→ **Data supplied**
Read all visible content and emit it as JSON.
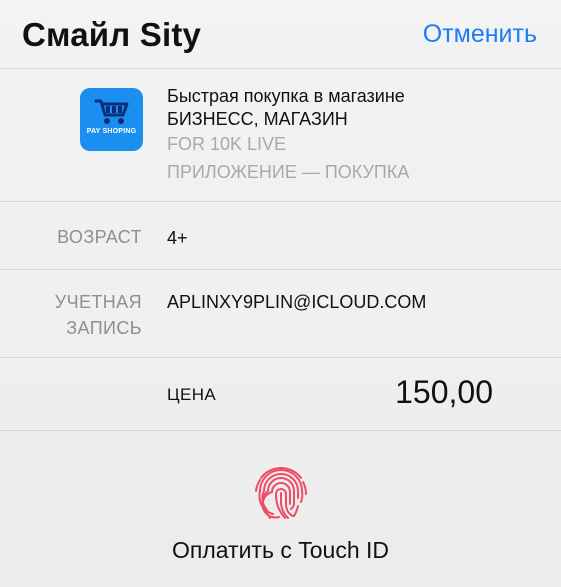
{
  "header": {
    "title": "Смайл Sity",
    "cancel_label": "Отменить"
  },
  "product": {
    "icon_name": "pay-shopping-cart-icon",
    "icon_text": "PAY SHOPING",
    "icon_color": "#1a8ff0",
    "name": "Быстрая покупка в магазине",
    "developer": "БИЗНЕСС, МАГАЗИН",
    "subtitle": "FOR 10K LIVE",
    "type": "ПРИЛОЖЕНИЕ — ПОКУПКА"
  },
  "details": {
    "age_label": "ВОЗРАСТ",
    "age_value": "4+",
    "account_label_line1": "УЧЕТНАЯ",
    "account_label_line2": "ЗАПИСЬ",
    "account_value": "APLINXY9PLIN@ICLOUD.COM",
    "price_label": "ЦЕНА",
    "price_value": "150,00"
  },
  "touch_id": {
    "icon_name": "fingerprint-icon",
    "label": "Оплатить с Touch ID",
    "accent_color": "#f04a64"
  },
  "colors": {
    "link": "#1a7ef5",
    "secondary_text": "#8e8e93",
    "separator": "#d8d8da"
  }
}
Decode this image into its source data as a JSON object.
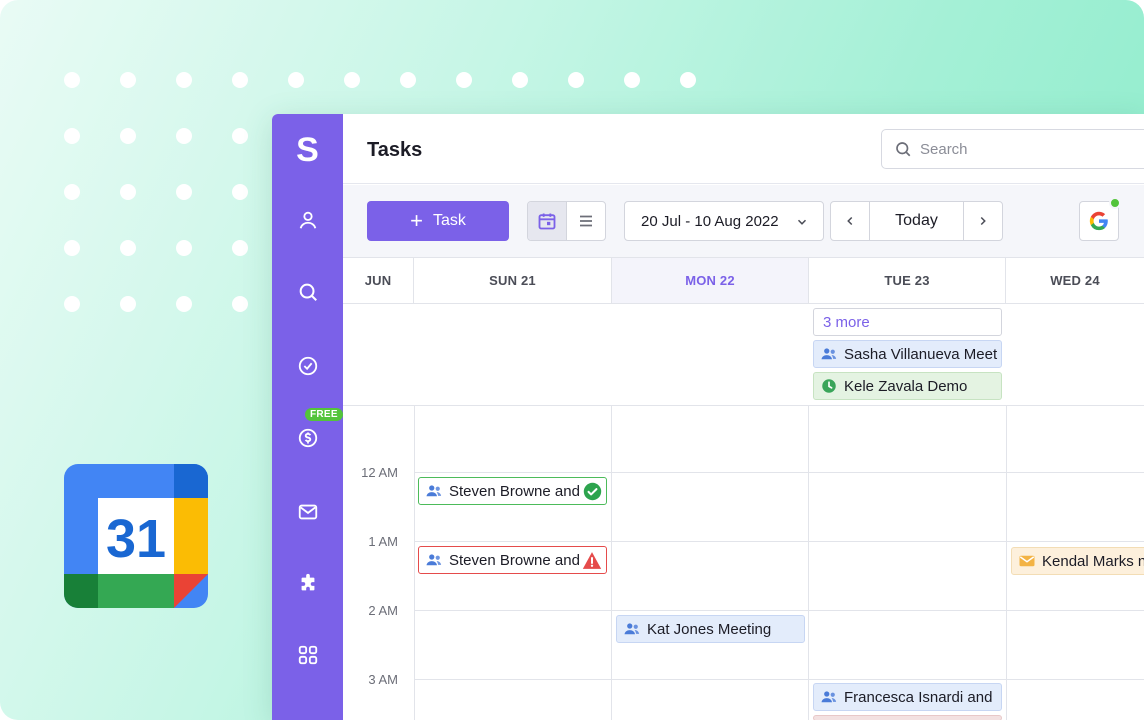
{
  "app": {
    "logo_letter": "S",
    "free_badge": "FREE",
    "rail": [
      "user-icon",
      "search-icon",
      "check-circle-icon",
      "dollar-icon",
      "mail-icon",
      "puzzle-icon",
      "apps-grid-icon"
    ]
  },
  "header": {
    "title": "Tasks",
    "search_placeholder": "Search"
  },
  "toolbar": {
    "task_button": "Task",
    "date_range": "20 Jul - 10 Aug 2022",
    "today_button": "Today"
  },
  "badge": {
    "logo_number": "31"
  },
  "calendar": {
    "days": [
      {
        "label": "JUN",
        "today": false
      },
      {
        "label": "SUN 21",
        "today": false
      },
      {
        "label": "MON 22",
        "today": true
      },
      {
        "label": "TUE 23",
        "today": false
      },
      {
        "label": "WED 24",
        "today": false
      }
    ],
    "times": [
      "12 AM",
      "1 AM",
      "2 AM",
      "3 AM"
    ],
    "allday_events": {
      "more": "3 more",
      "sasha": "Sasha Villanueva Meet",
      "kele": "Kele Zavala Demo"
    },
    "events": {
      "steven1": "Steven Browne and",
      "steven2": "Steven Browne and",
      "kendal": "Kendal Marks n",
      "kat": "Kat Jones Meeting",
      "francesca": "Francesca Isnardi and"
    }
  },
  "colors": {
    "accent": "#7b61e8",
    "success": "#4cbb5a",
    "error": "#e54b4b",
    "badge_green": "#53c43b"
  }
}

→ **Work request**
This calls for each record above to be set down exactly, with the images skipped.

→ **Task output**
Read all visible content and emit it as JSON.
{
  "header": {
    "title": "Смайл Sity",
    "cancel_label": "Отменить"
  },
  "product": {
    "icon_name": "pay-shopping-cart-icon",
    "icon_text": "PAY SHOPING",
    "icon_color": "#1a8ff0",
    "name": "Быстрая покупка в магазине",
    "developer": "БИЗНЕСС, МАГАЗИН",
    "subtitle": "FOR 10K LIVE",
    "type": "ПРИЛОЖЕНИЕ — ПОКУПКА"
  },
  "details": {
    "age_label": "ВОЗРАСТ",
    "age_value": "4+",
    "account_label_line1": "УЧЕТНАЯ",
    "account_label_line2": "ЗАПИСЬ",
    "account_value": "APLINXY9PLIN@ICLOUD.COM",
    "price_label": "ЦЕНА",
    "price_value": "150,00"
  },
  "touch_id": {
    "icon_name": "fingerprint-icon",
    "label": "Оплатить с Touch ID",
    "accent_color": "#f04a64"
  },
  "colors": {
    "link": "#1a7ef5",
    "secondary_text": "#8e8e93",
    "separator": "#d8d8da"
  }
}
Decode this image into its source data as a JSON object.
{
  "app": {
    "logo_letter": "S",
    "free_badge": "FREE",
    "rail": [
      "user-icon",
      "search-icon",
      "check-circle-icon",
      "dollar-icon",
      "mail-icon",
      "puzzle-icon",
      "apps-grid-icon"
    ]
  },
  "header": {
    "title": "Tasks",
    "search_placeholder": "Search"
  },
  "toolbar": {
    "task_button": "Task",
    "date_range": "20 Jul - 10 Aug 2022",
    "today_button": "Today"
  },
  "badge": {
    "logo_number": "31"
  },
  "calendar": {
    "days": [
      {
        "label": "JUN",
        "today": false
      },
      {
        "label": "SUN 21",
        "today": false
      },
      {
        "label": "MON 22",
        "today": true
      },
      {
        "label": "TUE 23",
        "today": false
      },
      {
        "label": "WED 24",
        "today": false
      }
    ],
    "times": [
      "12 AM",
      "1 AM",
      "2 AM",
      "3 AM"
    ],
    "allday_events": {
      "more": "3 more",
      "sasha": "Sasha Villanueva Meet",
      "kele": "Kele Zavala Demo"
    },
    "events": {
      "steven1": "Steven Browne and",
      "steven2": "Steven Browne and",
      "kendal": "Kendal Marks n",
      "kat": "Kat Jones Meeting",
      "francesca": "Francesca Isnardi and"
    }
  },
  "colors": {
    "accent": "#7b61e8",
    "success": "#4cbb5a",
    "error": "#e54b4b",
    "badge_green": "#53c43b"
  }
}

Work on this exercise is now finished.